When we arrive at our desired destination in 2018, we will revive our industries so that we can create job opportunities for millions of our young people. We will attract investment to create new wealth, new jobs and end the man made cash crisis. We will give title deeds and sustained support to our new farmers and compensate our old farmers as a process of restoring property rights and making Zimbabwe a net exporter of food again. We will revamp and revitalize our health and education service delivery system. We will rehabilitate and modernize our collapsed infrastructure of roads, rail and energy. We will declare war on corruption. Through our Socio Economic transformation agenda, we will restore Zimbabwe to its former glory.
However, to embark on this transformation agenda, we need to extricate ourselves from the shackles of the corrosive dictatorship and economic mismanagement gripping our nation State. Father Zimbabwe, Dr Joshua Nkomo, in his memoirs whilst exiled in England wrote something very profound and I quote. “The hardest lesson of my life has come to me late. It is that a nation can win freedom without its people being free.” His words still ring true today as they did then. As Zimbabweans we are still not free, but none but ourselves can free ourselves, and to do so we need to work together.
Ladies and gentleman, Dr Nkomo was exiled not by the racist settler regime of Ian Douglas Smith, but by his own comrade in arms, President Robert Mugabe. His exiling was not motivated by anything other than power and its retention at all cost. The cost of that power retention agenda was the massacre of 20 000 of our fellow citizens in Midlands and Matabeleland.

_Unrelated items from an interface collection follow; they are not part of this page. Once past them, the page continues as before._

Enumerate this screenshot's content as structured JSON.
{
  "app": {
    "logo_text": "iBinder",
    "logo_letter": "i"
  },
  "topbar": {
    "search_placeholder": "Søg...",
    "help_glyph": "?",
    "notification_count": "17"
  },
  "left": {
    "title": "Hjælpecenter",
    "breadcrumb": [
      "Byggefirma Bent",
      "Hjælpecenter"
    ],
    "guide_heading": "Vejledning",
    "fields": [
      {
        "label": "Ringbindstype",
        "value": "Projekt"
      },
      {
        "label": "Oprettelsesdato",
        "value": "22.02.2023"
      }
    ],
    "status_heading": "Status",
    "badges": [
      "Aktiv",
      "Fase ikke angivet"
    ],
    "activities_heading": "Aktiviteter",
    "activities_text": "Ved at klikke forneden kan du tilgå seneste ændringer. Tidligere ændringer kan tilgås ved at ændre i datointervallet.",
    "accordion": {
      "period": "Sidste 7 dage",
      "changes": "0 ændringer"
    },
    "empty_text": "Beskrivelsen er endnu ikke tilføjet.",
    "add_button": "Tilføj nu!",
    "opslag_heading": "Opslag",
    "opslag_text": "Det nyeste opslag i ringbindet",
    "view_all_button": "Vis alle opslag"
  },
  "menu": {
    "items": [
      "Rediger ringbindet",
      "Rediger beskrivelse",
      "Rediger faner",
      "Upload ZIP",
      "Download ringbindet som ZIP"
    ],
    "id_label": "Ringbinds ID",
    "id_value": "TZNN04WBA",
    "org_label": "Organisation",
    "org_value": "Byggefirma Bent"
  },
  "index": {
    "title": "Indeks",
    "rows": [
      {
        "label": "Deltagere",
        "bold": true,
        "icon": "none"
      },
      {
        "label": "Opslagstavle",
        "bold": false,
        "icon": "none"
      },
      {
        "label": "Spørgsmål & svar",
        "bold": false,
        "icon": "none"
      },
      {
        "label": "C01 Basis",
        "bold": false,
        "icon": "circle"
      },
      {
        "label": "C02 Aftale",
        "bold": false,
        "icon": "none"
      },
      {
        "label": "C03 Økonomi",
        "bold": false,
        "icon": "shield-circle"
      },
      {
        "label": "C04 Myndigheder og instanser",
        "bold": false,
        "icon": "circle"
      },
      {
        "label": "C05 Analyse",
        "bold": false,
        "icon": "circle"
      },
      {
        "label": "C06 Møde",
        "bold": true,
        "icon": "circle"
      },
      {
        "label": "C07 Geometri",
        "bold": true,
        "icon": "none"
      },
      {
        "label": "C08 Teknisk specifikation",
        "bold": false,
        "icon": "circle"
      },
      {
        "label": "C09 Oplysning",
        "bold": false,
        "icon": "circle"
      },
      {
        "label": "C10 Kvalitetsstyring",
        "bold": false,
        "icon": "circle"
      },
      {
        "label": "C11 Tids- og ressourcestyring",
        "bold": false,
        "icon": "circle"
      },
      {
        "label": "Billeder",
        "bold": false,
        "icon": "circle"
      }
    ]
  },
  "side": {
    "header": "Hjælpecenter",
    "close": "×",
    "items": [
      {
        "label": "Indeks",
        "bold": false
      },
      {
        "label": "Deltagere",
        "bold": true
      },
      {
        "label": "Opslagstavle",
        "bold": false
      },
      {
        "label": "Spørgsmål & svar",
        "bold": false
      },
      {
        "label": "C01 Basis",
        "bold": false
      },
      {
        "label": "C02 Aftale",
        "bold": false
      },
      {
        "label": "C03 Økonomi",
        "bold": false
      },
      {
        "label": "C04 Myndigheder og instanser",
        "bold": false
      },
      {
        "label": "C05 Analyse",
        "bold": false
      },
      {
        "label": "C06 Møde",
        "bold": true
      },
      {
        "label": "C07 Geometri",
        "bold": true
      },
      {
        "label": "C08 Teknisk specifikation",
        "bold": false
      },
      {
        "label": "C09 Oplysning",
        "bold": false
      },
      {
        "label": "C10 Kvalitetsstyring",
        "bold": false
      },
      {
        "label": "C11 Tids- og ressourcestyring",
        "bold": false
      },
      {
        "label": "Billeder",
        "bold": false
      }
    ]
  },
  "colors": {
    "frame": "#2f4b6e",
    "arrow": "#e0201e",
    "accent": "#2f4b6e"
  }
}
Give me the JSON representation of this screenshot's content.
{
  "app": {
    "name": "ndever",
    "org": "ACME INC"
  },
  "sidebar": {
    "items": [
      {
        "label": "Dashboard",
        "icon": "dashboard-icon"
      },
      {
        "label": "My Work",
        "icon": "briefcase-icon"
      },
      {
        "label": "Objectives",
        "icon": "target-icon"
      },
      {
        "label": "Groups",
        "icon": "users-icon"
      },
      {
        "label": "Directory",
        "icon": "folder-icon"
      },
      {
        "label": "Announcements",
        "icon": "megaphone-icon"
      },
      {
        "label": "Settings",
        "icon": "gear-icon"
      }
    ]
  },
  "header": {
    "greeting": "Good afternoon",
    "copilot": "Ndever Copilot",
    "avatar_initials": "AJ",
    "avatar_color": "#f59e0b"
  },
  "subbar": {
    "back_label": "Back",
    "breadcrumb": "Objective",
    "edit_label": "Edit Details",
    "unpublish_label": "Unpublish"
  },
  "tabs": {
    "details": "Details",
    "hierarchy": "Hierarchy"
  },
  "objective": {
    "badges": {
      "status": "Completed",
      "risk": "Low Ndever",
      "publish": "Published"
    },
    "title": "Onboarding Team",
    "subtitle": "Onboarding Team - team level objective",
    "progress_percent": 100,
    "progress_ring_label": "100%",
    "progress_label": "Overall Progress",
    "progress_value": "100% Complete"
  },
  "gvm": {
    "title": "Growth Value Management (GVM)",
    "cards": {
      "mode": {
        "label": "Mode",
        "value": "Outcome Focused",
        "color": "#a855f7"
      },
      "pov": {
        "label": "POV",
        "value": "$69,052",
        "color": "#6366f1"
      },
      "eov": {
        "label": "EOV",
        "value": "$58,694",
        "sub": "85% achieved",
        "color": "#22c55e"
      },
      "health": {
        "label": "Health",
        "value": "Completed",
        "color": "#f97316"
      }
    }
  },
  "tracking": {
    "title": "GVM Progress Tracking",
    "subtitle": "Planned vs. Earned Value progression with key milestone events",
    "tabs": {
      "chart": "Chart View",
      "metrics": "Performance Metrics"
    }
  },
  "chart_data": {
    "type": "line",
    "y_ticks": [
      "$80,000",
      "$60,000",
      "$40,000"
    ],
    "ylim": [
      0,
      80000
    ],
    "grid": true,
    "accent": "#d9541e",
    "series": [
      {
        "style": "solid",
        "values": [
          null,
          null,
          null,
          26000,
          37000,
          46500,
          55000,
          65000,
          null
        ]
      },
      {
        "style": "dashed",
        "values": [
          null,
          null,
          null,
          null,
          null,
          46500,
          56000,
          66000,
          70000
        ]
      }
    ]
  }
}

President Mugabe, as Prime Minister, presided over these senseless killings. His response to the cry for a simple apology and for transitional justice was that it was a “moment of madness”. Really? Was it one moment of madness or more than 20 000 moments of madness? To us it was more—–it can only be described as cruel, unbridled, State sponsored terrorism. Cruelty manifested in divisive politics of hate, violence, intolerance, racism and tribalism which form part of the DNA of Zanu-PF. This, my countrymen and women, we will put an end to come 2018. Not through retribution but restitution.
Fellow Zimbabweans, for change to come we all have a part to play. The most critical role that you must play wherever you are is to register to vote so that you can participate in shaping the destiny of your own country and securing the future of your children by voting for change. Failure to do so would mean that you are voting for the perpetuation of our current suffering. Let’s go out in our numbers and register to vote so that we can usher in a new dispensation where every Zimbabwean irrespective of race, creed, religion or tribe is given an equal opportunity to prosper.
Ladies and gentleman, it would be remiss for me not to mention that whilst yesterday we started a journey of alliance building, the real journey for the democratization of our country started in 1997 with people like myself and Professor Ncube here, when we launched the National Constitutional Assembly. It was an inspired process designed to give the people of this country the freedom that they demand and deserve through the enactment of a democratic constitution.
Today, we take pride in that we achieved what we set ourselves to do – a new democratic Constitution with a superior bill of rights. This was against the wishes of President Mugabe and Zanu-PF. Sadly, most parts of that constitution, notably devolution of power to the provinces are still to be implemented because democracy and freedom are alien to President Mugabe and Zanu-PF. A difficult proposition indeed as President Mugabe once said.
I want to promise today that come 2018, we will fully implement our Constitution as part of our democratization agenda and ensure that our provinces and local authorities take responsibility for the management of their own affairs.
It would also be equally dishonest not to recognize that in our journey with Professor Ncube we both made our own mistakes. We split our party in 2005. The cost of that vote splitting in addition to the blatant manipulation of results was delayed change for the people of Zimbabwe in 2008. Ladies and gentleman, it takes humble leadership to accept one’s mistakes but it takes bold leadership to correct those mistakes.
It is in this respect that I am both relieved and pleased to have signed a Memorandum of Understanding with Professor Ncube, as a first step towards undoing the damage we caused ourselves. Today, Professor Ncube and I will open a new chapter and craft a political agreement that should see us harness and combine our known electoral strength to face our common opponent as a united front.
If anyone in this country expects us to contest the next elections separately as we did in 2008 and 2013 and expect a different result, it will not only be a third moment of real madness, but the highest form of insanity and none of us is insane.
Finally, to my late friend and comrade Gibson Sibanda, I have taken the first step to do that which you would have wanted us to do.
May your dear soul rest in eternal peace.
Today, we are coming together once again because Zimbabwe and the collective interests of its people are more important than any one of us.
I thank you